Assignment → The data are to be restated in full, exactly as presented.

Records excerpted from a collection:

########################################

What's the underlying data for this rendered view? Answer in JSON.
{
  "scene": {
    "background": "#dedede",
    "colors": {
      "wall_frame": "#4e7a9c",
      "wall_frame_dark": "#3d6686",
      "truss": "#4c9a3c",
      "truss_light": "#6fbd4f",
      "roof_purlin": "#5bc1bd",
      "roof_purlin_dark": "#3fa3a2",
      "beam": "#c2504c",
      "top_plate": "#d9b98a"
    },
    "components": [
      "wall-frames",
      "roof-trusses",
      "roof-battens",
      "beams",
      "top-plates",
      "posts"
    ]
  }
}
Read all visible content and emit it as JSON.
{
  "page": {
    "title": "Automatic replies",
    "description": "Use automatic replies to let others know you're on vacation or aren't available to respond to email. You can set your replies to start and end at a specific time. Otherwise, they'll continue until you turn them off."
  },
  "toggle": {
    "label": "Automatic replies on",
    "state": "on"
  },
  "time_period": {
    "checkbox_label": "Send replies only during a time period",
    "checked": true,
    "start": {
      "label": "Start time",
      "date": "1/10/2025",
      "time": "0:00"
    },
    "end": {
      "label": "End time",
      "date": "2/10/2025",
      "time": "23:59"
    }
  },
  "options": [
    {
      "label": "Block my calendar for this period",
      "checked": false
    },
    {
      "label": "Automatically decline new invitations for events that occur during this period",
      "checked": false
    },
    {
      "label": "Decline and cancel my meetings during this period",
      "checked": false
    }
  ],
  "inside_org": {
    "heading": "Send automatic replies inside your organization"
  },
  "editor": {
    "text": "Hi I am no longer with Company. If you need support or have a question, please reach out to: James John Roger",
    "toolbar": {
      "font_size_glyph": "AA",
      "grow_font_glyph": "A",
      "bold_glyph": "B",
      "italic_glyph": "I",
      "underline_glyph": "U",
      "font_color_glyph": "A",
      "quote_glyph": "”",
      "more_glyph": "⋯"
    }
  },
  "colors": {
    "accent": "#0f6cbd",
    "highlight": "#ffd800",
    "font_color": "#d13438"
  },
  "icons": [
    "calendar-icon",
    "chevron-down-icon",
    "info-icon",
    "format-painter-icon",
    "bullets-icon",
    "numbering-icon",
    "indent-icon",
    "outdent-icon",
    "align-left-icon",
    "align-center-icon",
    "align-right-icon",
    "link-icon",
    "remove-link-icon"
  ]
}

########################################

Your solution →
What's the underlying data for this rendered view? Answer in JSON.
{
  "scene": {
    "background": "#dedede",
    "colors": {
      "wall_frame": "#4e7a9c",
      "wall_frame_dark": "#3d6686",
      "truss": "#4c9a3c",
      "truss_light": "#6fbd4f",
      "roof_purlin": "#5bc1bd",
      "roof_purlin_dark": "#3fa3a2",
      "beam": "#c2504c",
      "top_plate": "#d9b98a"
    },
    "components": [
      "wall-frames",
      "roof-trusses",
      "roof-battens",
      "beams",
      "top-plates",
      "posts"
    ]
  }
}
Read all visible content and emit it as JSON.
{
  "page": {
    "title": "Automatic replies",
    "description": "Use automatic replies to let others know you're on vacation or aren't available to respond to email. You can set your replies to start and end at a specific time. Otherwise, they'll continue until you turn them off."
  },
  "toggle": {
    "label": "Automatic replies on",
    "state": "on"
  },
  "time_period": {
    "checkbox_label": "Send replies only during a time period",
    "checked": true,
    "start": {
      "label": "Start time",
      "date": "1/10/2025",
      "time": "0:00"
    },
    "end": {
      "label": "End time",
      "date": "2/10/2025",
      "time": "23:59"
    }
  },
  "options": [
    {
      "label": "Block my calendar for this period",
      "checked": false
    },
    {
      "label": "Automatically decline new invitations for events that occur during this period",
      "checked": false
    },
    {
      "label": "Decline and cancel my meetings during this period",
      "checked": false
    }
  ],
  "inside_org": {
    "heading": "Send automatic replies inside your organization"
  },
  "editor": {
    "text": "Hi I am no longer with Company. If you need support or have a question, please reach out to: James John Roger",
    "toolbar": {
      "font_size_glyph": "AA",
      "grow_font_glyph": "A",
      "bold_glyph": "B",
      "italic_glyph": "I",
      "underline_glyph": "U",
      "font_color_glyph": "A",
      "quote_glyph": "”",
      "more_glyph": "⋯"
    }
  },
  "colors": {
    "accent": "#0f6cbd",
    "highlight": "#ffd800",
    "font_color": "#d13438"
  },
  "icons": [
    "calendar-icon",
    "chevron-down-icon",
    "info-icon",
    "format-painter-icon",
    "bullets-icon",
    "numbering-icon",
    "indent-icon",
    "outdent-icon",
    "align-left-icon",
    "align-center-icon",
    "align-right-icon",
    "link-icon",
    "remove-link-icon"
  ]
}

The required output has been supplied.